Task brief:
Look for the word "nodes" in the data below, and copy every line that holds it.

Task data:
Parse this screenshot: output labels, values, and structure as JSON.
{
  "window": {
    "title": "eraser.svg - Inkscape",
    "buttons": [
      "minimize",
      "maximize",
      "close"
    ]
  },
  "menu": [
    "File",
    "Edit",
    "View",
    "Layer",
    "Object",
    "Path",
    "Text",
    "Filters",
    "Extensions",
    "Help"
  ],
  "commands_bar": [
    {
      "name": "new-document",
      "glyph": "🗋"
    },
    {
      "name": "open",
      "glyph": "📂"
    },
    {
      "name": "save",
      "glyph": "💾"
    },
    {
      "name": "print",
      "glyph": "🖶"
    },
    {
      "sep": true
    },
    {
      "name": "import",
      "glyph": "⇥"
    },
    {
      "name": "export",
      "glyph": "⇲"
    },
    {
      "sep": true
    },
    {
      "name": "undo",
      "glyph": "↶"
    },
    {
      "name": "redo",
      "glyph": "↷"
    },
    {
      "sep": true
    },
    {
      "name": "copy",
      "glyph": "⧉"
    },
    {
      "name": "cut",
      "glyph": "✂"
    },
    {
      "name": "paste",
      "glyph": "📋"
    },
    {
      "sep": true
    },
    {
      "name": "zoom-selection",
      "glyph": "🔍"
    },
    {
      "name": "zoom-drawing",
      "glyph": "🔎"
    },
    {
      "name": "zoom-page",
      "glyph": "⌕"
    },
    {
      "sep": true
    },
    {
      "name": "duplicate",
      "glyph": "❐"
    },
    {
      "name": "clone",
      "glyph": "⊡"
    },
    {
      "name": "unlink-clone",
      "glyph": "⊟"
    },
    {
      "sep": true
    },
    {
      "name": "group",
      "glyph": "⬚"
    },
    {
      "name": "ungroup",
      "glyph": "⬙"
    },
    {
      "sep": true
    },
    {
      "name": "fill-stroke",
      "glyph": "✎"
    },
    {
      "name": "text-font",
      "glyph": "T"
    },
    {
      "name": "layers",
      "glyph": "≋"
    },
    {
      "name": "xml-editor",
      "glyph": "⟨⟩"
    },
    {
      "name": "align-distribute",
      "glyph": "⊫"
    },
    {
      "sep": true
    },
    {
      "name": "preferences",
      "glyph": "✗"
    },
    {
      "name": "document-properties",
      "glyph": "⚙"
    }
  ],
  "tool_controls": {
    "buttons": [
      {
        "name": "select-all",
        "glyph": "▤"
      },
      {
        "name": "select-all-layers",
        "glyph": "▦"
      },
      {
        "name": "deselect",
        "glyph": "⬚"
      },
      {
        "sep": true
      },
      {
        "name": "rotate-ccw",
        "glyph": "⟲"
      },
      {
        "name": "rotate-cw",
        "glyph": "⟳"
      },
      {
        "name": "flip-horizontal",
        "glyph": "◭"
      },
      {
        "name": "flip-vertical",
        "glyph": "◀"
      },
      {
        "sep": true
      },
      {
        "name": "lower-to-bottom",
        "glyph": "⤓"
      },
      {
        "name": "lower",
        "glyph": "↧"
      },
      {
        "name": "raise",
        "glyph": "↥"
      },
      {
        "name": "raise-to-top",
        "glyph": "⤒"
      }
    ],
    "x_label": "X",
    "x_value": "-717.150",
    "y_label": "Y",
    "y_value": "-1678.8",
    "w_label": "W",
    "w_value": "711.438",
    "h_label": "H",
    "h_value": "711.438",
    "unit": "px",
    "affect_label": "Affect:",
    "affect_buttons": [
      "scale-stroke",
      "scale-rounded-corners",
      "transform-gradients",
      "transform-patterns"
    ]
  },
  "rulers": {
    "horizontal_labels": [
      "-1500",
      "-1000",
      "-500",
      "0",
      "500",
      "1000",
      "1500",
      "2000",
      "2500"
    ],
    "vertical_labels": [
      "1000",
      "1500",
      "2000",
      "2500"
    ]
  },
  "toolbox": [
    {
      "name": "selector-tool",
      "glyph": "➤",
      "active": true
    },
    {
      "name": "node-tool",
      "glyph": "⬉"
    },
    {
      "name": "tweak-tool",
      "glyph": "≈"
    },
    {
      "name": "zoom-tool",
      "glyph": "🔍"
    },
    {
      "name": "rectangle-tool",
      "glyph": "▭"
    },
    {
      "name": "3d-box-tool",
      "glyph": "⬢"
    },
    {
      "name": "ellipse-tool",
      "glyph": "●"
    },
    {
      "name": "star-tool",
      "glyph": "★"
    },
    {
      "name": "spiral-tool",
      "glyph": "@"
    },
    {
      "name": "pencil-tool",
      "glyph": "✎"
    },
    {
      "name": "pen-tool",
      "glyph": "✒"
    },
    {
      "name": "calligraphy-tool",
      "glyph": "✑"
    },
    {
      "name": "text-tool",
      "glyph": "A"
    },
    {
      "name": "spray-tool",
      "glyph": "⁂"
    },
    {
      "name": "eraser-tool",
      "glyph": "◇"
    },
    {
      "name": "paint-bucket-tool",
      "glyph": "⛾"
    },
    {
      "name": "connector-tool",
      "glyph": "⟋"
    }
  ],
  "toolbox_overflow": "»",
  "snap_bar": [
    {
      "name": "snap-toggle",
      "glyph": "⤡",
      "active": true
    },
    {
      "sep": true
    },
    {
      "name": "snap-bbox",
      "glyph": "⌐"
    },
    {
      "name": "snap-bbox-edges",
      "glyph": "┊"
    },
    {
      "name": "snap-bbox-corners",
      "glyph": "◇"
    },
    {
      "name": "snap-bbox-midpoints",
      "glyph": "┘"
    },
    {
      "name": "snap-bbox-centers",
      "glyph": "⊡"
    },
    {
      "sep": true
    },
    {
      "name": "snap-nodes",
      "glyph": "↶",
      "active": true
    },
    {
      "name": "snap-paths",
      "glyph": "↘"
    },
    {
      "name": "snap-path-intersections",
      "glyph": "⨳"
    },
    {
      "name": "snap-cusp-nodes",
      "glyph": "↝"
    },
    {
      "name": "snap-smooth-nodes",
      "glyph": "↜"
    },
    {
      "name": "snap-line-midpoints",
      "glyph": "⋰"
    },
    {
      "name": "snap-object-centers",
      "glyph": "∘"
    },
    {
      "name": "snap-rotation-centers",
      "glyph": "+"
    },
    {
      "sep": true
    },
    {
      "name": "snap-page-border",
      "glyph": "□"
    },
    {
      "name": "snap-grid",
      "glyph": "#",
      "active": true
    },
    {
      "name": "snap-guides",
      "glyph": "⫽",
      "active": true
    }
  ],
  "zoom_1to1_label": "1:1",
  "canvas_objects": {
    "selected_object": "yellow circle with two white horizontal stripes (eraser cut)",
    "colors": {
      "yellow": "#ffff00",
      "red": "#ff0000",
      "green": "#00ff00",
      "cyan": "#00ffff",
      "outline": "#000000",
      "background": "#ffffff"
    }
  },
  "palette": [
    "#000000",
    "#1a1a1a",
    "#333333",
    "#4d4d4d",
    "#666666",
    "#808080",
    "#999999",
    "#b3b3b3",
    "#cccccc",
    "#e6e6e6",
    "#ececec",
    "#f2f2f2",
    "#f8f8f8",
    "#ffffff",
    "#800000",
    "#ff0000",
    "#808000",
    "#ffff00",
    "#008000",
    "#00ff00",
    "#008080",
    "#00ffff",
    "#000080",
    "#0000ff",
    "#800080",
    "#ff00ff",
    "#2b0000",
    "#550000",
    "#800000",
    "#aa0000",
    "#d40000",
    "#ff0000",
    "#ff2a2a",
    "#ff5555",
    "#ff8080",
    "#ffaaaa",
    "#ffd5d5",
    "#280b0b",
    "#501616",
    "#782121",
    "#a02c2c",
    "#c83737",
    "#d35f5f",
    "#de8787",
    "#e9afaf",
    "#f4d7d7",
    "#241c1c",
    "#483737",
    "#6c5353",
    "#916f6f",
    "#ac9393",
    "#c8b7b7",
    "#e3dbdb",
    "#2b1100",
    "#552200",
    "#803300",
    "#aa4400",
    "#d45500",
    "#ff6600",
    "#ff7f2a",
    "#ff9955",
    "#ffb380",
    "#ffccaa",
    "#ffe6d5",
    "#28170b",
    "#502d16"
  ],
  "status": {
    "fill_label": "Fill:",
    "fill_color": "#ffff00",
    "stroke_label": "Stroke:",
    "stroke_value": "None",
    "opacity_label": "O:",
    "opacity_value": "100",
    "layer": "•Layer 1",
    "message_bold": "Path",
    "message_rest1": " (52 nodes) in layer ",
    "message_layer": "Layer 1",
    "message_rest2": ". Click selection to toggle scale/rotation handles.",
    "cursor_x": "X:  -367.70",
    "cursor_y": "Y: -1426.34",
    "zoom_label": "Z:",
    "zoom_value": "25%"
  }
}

Task answer:
      "name": "snap-nodes",
      "name": "snap-cusp-nodes",
      "name": "snap-smooth-nodes",
    "message_rest1": " (52 nodes) in layer ",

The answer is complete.